The Charity Commission also revealed that Spac Nation had been subject to a regulatory compliance case since April 2018 after it received reports about safeguarding and financial concerns.
The commission said in a statement;
“Of immediate concern to the commission is that substantial amounts of charity money are held in cash. As a protective measure, the commission has issued an order under section 84 of the Charities Act, requiring the charity to bank its money.
“The commission is also concerned about the apparent lack of clarity between the personal, business and charity roles of leaders within the charity.
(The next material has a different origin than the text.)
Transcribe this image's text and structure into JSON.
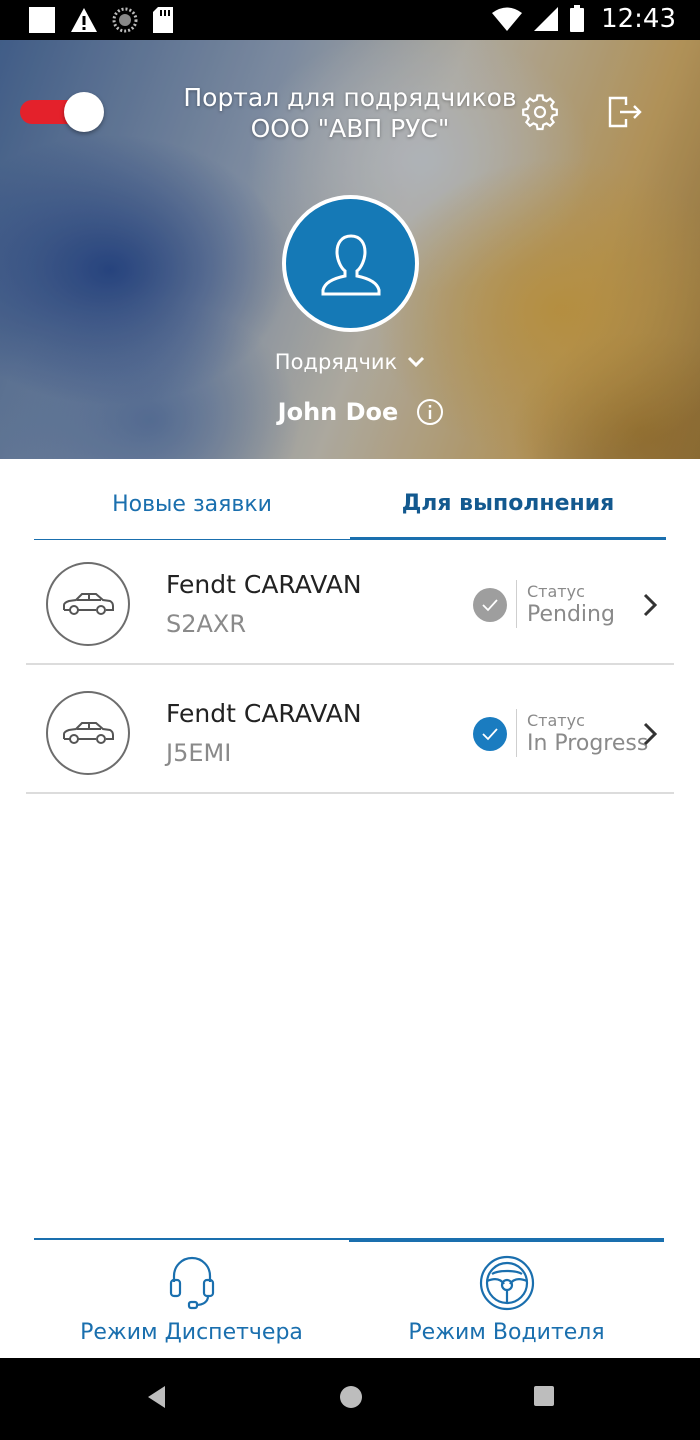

“Charities exist to improve lives and strengthen society; the issues that have been raised related to Spac Nation in recent weeks are highly concerning, even more so as the allegations are entirely at odds with the expectations about the way that charities will operate.
“The opening of this inquiry is an important step that will allow us to examine these concerns further and establish the facts. We will seek to provide assurance to the public and the community that these matters will be considered fully and, where necessary, resolved.”
However reacting to the inquiry, Spac Nation’s Board of Trustees said it was needful to lay to rest some unverified allegations.
Its statement partly reads;
“Inquiry is what we have always asked for. If anything is found wrong we will adjust it, and if not we will keep going strong. “If any pastor or leader is caught pressuring people to donate, such leader will be expelled without delay, not to talk of pressuring to donate blood for money. We encourage people to donate blood and all they can for the community but we also say not for money ever, that just won’t happen here.”